▸ **The problem**
Please reproduce the entries in full. Keep every character the same.
★ ★ ★ ★ ★
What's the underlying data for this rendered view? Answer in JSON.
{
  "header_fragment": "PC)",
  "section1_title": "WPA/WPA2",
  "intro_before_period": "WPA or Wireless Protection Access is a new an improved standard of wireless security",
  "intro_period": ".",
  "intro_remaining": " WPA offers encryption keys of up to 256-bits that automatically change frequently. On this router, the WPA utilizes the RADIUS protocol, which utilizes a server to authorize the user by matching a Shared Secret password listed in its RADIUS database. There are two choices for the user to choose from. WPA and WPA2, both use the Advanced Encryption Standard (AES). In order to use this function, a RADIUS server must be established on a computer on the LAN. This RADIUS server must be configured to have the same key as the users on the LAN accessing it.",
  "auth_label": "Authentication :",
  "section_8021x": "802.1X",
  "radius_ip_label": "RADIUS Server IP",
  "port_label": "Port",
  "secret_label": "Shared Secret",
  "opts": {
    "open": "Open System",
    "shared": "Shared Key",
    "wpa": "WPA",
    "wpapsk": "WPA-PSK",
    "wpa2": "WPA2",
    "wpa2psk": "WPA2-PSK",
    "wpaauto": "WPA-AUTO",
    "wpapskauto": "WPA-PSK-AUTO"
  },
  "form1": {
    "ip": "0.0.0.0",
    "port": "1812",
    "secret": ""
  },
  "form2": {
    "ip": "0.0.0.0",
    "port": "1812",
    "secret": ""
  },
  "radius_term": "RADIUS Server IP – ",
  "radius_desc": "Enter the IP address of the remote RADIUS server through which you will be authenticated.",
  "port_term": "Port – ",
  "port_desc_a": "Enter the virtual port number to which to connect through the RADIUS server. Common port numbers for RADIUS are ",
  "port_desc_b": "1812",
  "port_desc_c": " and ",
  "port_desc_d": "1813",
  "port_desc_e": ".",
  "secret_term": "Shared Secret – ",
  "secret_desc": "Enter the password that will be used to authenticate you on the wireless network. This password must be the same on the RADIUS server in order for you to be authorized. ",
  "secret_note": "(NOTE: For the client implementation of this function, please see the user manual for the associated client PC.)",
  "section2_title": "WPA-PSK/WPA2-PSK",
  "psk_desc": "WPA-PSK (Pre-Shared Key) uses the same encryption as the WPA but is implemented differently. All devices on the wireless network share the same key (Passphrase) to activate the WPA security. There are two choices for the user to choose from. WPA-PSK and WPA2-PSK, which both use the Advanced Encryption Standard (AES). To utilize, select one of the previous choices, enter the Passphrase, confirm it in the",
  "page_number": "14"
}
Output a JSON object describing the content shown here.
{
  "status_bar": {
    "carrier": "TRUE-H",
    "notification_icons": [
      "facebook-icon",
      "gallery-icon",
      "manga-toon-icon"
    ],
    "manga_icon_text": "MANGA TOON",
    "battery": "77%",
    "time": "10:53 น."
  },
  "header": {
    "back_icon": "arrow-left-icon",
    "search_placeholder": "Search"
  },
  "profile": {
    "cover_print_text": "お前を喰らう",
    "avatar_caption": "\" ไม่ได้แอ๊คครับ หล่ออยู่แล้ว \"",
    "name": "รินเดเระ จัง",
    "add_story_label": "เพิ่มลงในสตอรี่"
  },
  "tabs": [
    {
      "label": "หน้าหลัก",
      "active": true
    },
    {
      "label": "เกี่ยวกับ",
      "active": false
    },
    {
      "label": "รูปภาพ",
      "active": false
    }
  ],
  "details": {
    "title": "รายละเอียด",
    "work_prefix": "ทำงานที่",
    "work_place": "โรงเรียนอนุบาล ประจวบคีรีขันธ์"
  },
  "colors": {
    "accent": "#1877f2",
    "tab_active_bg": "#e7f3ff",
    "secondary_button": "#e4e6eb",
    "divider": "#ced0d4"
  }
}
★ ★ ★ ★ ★
▸ **The completed task**
What's the underlying data for this rendered view? Answer in JSON.
{
  "header_fragment": "PC)",
  "section1_title": "WPA/WPA2",
  "intro_before_period": "WPA or Wireless Protection Access is a new an improved standard of wireless security",
  "intro_period": ".",
  "intro_remaining": " WPA offers encryption keys of up to 256-bits that automatically change frequently. On this router, the WPA utilizes the RADIUS protocol, which utilizes a server to authorize the user by matching a Shared Secret password listed in its RADIUS database. There are two choices for the user to choose from. WPA and WPA2, both use the Advanced Encryption Standard (AES). In order to use this function, a RADIUS server must be established on a computer on the LAN. This RADIUS server must be configured to have the same key as the users on the LAN accessing it.",
  "auth_label": "Authentication :",
  "section_8021x": "802.1X",
  "radius_ip_label": "RADIUS Server IP",
  "port_label": "Port",
  "secret_label": "Shared Secret",
  "opts": {
    "open": "Open System",
    "shared": "Shared Key",
    "wpa": "WPA",
    "wpapsk": "WPA-PSK",
    "wpa2": "WPA2",
    "wpa2psk": "WPA2-PSK",
    "wpaauto": "WPA-AUTO",
    "wpapskauto": "WPA-PSK-AUTO"
  },
  "form1": {
    "ip": "0.0.0.0",
    "port": "1812",
    "secret": ""
  },
  "form2": {
    "ip": "0.0.0.0",
    "port": "1812",
    "secret": ""
  },
  "radius_term": "RADIUS Server IP – ",
  "radius_desc": "Enter the IP address of the remote RADIUS server through which you will be authenticated.",
  "port_term": "Port – ",
  "port_desc_a": "Enter the virtual port number to which to connect through the RADIUS server. Common port numbers for RADIUS are ",
  "port_desc_b": "1812",
  "port_desc_c": " and ",
  "port_desc_d": "1813",
  "port_desc_e": ".",
  "secret_term": "Shared Secret – ",
  "secret_desc": "Enter the password that will be used to authenticate you on the wireless network. This password must be the same on the RADIUS server in order for you to be authorized. ",
  "secret_note": "(NOTE: For the client implementation of this function, please see the user manual for the associated client PC.)",
  "section2_title": "WPA-PSK/WPA2-PSK",
  "psk_desc": "WPA-PSK (Pre-Shared Key) uses the same encryption as the WPA but is implemented differently. All devices on the wireless network share the same key (Passphrase) to activate the WPA security. There are two choices for the user to choose from. WPA-PSK and WPA2-PSK, which both use the Advanced Encryption Standard (AES). To utilize, select one of the previous choices, enter the Passphrase, confirm it in the",
  "page_number": "14"
}
Output a JSON object describing the content shown here.
{
  "status_bar": {
    "carrier": "TRUE-H",
    "notification_icons": [
      "facebook-icon",
      "gallery-icon",
      "manga-toon-icon"
    ],
    "manga_icon_text": "MANGA TOON",
    "battery": "77%",
    "time": "10:53 น."
  },
  "header": {
    "back_icon": "arrow-left-icon",
    "search_placeholder": "Search"
  },
  "profile": {
    "cover_print_text": "お前を喰らう",
    "avatar_caption": "\" ไม่ได้แอ๊คครับ หล่ออยู่แล้ว \"",
    "name": "รินเดเระ จัง",
    "add_story_label": "เพิ่มลงในสตอรี่"
  },
  "tabs": [
    {
      "label": "หน้าหลัก",
      "active": true
    },
    {
      "label": "เกี่ยวกับ",
      "active": false
    },
    {
      "label": "รูปภาพ",
      "active": false
    }
  ],
  "details": {
    "title": "รายละเอียด",
    "work_prefix": "ทำงานที่",
    "work_place": "โรงเรียนอนุบาล ประจวบคีรีขันธ์"
  },
  "colors": {
    "accent": "#1877f2",
    "tab_active_bg": "#e7f3ff",
    "secondary_button": "#e4e6eb",
    "divider": "#ced0d4"
  }
}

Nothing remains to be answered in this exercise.